SEBASTOPOL, Calif. (KTVU) - A North Bay college student who set off on a hike in the Pacific Northwest hasn't been seen for a week, and the search is intensifying.
21-year-old Riley Zickel attends Lewis and Clark College. Last Wednesday he headed into the Mount Jefferson Wilderness Area southeast of Portland and was supposed to return Thursday. When he failed to show up for plans he'd made on Saturday, his parents became alarmed.
"He doesn't know this area, but he's a very experienced backpacker," father Robin Zickel told reporters at the search site on Tuesday.
"He spends all his money at REI, so he has good gear, he's a sensible kid, and besides music, this is his favorite thing to do," explained Zickel.
The effort involves dozens of searchers, on foot, and horseback, and by air, scouring the vast back country.
In Sebastopol, where Riley grew up, friends are worried.
"The music community around here is pretty tight," Bill DeCarli, General Manager of Hopmonk Tavern, told KTVU. DeCarli has played music with Robin Zickel for years, and watched Riley grow up.
"I remember Riley coming in, sitting behind his dad's drums, just a little boy," he smiled, " so it does hit you pretty deep, because there's that history."
Riley is an accomplished bass player, and graduated from Analy High School in 2013, a standout in the student orchestra.
"He's always been adventurous, always loved backpacking," remembered classmate Rachael Erickson," who has known Riley since freshman year.
"He was always a sweetheart.
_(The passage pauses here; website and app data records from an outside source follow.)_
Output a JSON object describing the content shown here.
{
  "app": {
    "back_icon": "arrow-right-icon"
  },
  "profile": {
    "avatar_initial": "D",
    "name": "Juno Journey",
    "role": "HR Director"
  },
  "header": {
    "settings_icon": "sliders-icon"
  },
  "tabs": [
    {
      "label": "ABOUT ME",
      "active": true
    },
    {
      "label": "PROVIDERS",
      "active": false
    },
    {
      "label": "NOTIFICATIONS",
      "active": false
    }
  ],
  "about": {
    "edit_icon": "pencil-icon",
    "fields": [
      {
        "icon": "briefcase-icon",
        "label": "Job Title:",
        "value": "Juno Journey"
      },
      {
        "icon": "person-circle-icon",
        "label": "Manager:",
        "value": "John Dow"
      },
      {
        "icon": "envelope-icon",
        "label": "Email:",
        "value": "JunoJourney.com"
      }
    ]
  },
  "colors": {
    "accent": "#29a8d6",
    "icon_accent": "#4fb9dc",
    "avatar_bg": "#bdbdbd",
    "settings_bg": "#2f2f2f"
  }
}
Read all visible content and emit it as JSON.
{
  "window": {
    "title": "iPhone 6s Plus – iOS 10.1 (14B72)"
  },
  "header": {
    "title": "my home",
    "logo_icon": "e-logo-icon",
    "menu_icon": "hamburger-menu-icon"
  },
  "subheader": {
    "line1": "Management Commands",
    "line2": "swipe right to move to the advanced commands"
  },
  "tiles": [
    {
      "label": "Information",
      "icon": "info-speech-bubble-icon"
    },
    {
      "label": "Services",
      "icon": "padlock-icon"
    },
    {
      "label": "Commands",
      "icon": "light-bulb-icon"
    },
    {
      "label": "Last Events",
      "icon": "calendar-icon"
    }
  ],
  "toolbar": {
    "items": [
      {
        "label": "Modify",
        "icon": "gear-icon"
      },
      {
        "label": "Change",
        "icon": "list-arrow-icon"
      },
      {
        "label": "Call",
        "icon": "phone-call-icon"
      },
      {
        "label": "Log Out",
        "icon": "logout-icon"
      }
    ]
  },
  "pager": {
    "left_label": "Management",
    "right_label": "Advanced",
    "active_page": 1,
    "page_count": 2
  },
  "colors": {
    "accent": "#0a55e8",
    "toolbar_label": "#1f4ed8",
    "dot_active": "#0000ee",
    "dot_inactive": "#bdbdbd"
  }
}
In band he was enthusiastic about anything he played and good in all his classes" Erickson recalled.
"He was a really responsible kid, so it's crazy to think out of everyone, he'd be missing."
Tuesday evening, the Marion County Sheriff's Department reported the search ending for the day with no new clues.
"We have no intention of stopping at this point, " Lt. Chris Baldridge told KTVU by phone. "I'm not ready to go there yet. We're still optimistic and we're hoping we find him soon," observed Baldridge.
The search is shifting north toward an area known as Park Butte. Search and rescue volunteers are also stationed along the Pacific Coast Trail, in case other hikers have spotted Riley along their way.
"We are literally intercepting hikers as they come off that trail at almost every point possible and talking with them so the word is out," said Baldridge.
Riley had packed enough food for four days, but hikers often leave food along the popular trial, which could extend his supplies.
"My thought is that he really is just lost, can't find his way in the trees," friend Jim Corbett told KTVU.
Corbett, a musician who has known the family for 40 years, says many in the community are hanging on for news from Portland.
"If he's not hurt, he's gonna be walking out of there, hopefully sooner than later," mused Corbett, " and we're all praying, for the big whoop-de-doo when he does show up and they find him."
A photo snapped by another hiker a few days ago, shows a slim man next to a tent, which may be Riley, but the Sheriff's Department says it's too blurry to be certain.
If Riley Zickel does emerge from his hike, unaware of the fuss, the Sheriff's Department says that would be just fine.
"It would be the best news we could get," declared Lt. Baldridge, "that he comes walking out to his car and says 'Hey guys, what's wrong'"?